-- Exercise data follows --

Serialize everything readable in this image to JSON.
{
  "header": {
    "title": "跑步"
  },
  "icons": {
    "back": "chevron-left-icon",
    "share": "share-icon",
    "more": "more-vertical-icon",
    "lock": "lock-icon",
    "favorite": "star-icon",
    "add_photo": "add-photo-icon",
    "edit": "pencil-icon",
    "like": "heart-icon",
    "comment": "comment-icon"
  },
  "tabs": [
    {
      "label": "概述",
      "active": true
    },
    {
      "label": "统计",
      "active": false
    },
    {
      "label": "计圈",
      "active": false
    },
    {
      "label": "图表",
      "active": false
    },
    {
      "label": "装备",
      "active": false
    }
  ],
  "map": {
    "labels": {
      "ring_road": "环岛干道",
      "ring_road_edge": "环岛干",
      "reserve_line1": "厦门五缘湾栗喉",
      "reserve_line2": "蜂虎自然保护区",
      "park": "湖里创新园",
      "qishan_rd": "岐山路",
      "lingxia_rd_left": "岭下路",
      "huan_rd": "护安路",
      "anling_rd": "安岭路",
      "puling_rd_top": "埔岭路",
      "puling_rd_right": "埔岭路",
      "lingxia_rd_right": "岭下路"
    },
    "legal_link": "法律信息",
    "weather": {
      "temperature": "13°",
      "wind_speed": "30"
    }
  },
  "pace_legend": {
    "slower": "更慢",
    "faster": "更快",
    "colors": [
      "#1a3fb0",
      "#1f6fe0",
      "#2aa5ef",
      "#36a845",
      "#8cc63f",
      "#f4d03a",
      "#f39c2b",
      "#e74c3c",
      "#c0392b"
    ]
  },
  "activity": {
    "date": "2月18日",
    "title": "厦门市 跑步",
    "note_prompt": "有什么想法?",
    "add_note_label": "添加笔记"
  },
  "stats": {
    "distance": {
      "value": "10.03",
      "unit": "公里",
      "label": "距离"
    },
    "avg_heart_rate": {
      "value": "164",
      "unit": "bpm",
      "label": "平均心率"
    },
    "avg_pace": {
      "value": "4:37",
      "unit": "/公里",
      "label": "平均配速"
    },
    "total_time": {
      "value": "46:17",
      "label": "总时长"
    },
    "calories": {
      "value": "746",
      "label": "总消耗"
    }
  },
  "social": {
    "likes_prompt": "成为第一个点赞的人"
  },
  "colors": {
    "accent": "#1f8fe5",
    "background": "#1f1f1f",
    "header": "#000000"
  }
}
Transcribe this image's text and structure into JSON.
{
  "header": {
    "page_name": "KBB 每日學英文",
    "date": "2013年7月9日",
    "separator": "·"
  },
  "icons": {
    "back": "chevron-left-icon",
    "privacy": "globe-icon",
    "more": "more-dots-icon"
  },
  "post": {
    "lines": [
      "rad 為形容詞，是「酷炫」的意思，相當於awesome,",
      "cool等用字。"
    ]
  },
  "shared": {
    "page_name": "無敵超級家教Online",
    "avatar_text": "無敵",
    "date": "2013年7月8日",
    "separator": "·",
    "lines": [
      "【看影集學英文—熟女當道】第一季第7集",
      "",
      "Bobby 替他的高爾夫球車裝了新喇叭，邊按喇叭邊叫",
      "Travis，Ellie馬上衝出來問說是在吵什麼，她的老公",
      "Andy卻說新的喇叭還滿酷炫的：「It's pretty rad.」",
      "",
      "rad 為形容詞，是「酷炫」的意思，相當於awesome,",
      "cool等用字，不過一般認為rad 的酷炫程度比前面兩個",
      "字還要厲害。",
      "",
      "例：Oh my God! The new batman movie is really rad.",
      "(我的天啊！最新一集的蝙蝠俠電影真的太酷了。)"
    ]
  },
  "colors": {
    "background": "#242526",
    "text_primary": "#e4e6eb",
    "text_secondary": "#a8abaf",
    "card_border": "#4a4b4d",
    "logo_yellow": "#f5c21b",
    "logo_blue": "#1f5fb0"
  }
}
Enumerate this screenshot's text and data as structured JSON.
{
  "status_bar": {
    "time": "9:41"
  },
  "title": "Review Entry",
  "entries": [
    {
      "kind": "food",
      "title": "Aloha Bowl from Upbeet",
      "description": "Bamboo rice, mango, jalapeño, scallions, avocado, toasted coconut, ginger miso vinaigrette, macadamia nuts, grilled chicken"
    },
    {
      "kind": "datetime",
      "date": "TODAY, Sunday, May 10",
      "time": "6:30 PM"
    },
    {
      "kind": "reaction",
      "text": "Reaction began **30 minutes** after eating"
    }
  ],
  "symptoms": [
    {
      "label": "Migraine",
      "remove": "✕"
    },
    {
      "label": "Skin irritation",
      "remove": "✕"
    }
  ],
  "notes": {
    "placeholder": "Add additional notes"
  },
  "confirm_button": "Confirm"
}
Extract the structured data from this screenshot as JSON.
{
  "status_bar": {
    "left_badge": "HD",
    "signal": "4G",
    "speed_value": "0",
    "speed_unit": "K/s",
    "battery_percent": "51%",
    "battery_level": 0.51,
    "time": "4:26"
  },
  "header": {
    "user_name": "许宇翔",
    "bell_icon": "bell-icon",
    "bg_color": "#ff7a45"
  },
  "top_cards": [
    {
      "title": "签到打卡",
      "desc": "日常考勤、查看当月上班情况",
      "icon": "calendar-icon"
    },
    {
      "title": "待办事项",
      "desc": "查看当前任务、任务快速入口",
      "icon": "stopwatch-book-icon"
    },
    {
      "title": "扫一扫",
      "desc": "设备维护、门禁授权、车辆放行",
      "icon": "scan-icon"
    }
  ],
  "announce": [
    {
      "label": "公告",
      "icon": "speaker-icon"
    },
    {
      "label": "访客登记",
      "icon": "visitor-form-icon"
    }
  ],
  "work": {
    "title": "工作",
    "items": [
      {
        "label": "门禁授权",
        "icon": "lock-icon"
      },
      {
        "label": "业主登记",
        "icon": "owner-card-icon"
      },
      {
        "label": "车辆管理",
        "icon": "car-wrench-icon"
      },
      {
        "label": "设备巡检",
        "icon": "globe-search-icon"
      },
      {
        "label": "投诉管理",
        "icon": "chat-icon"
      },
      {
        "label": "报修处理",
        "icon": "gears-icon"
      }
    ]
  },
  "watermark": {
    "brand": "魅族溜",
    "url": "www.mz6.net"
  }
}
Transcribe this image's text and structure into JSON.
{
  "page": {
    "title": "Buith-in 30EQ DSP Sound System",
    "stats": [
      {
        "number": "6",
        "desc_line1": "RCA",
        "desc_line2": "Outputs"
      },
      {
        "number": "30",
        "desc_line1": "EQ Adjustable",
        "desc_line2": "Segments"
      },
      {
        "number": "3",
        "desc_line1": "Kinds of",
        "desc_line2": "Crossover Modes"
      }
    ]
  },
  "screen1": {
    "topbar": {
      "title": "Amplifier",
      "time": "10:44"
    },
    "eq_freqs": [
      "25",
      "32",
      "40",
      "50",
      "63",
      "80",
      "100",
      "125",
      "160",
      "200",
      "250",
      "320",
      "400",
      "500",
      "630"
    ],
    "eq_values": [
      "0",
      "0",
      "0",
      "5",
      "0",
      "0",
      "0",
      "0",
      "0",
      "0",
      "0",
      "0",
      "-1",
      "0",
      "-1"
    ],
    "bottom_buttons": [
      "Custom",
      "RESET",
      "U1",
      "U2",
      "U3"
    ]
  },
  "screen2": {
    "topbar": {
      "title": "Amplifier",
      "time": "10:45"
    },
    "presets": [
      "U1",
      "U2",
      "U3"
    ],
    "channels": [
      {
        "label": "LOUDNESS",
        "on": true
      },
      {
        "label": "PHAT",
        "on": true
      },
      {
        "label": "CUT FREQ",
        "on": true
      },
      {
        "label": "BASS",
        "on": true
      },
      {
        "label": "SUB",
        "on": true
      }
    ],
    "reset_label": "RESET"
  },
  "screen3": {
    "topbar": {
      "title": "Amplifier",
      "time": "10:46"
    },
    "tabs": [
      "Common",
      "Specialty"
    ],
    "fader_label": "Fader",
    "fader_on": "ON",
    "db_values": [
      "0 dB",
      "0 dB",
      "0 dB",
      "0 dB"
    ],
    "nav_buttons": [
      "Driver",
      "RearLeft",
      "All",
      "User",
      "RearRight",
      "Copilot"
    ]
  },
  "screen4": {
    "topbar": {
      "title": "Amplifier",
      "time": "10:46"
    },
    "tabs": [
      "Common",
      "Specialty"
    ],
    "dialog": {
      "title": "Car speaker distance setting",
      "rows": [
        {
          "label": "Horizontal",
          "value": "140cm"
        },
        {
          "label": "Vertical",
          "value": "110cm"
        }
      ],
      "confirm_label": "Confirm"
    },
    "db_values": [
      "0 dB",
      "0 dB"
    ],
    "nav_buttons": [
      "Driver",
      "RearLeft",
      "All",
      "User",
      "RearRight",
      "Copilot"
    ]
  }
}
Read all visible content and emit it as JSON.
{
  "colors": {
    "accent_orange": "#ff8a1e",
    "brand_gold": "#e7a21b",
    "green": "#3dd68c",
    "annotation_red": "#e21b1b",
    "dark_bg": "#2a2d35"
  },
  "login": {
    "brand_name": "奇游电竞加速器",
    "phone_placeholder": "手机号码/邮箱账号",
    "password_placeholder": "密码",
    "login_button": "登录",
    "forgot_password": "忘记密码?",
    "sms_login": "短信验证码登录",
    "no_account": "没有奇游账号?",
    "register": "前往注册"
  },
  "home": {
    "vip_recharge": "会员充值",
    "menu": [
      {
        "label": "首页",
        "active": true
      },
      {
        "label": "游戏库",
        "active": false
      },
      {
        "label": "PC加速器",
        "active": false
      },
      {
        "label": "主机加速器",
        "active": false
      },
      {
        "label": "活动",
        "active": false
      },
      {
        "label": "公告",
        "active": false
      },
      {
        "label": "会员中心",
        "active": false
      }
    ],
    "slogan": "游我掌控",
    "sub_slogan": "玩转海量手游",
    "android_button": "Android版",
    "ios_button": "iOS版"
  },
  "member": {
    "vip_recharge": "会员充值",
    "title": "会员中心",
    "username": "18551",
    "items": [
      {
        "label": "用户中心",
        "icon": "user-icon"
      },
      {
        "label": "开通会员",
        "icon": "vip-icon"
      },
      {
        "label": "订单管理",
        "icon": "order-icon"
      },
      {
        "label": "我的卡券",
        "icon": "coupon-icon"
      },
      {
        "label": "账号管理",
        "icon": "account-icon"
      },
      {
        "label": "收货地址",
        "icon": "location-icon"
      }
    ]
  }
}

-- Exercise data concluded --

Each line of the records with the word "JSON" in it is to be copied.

Serialize everything readable in this image to JSON.
Transcribe this image's text and structure into JSON.
Enumerate this screenshot's text and data as structured JSON.
Extract the structured data from this screenshot as JSON.
Transcribe this image's text and structure into JSON.
Read all visible content and emit it as JSON.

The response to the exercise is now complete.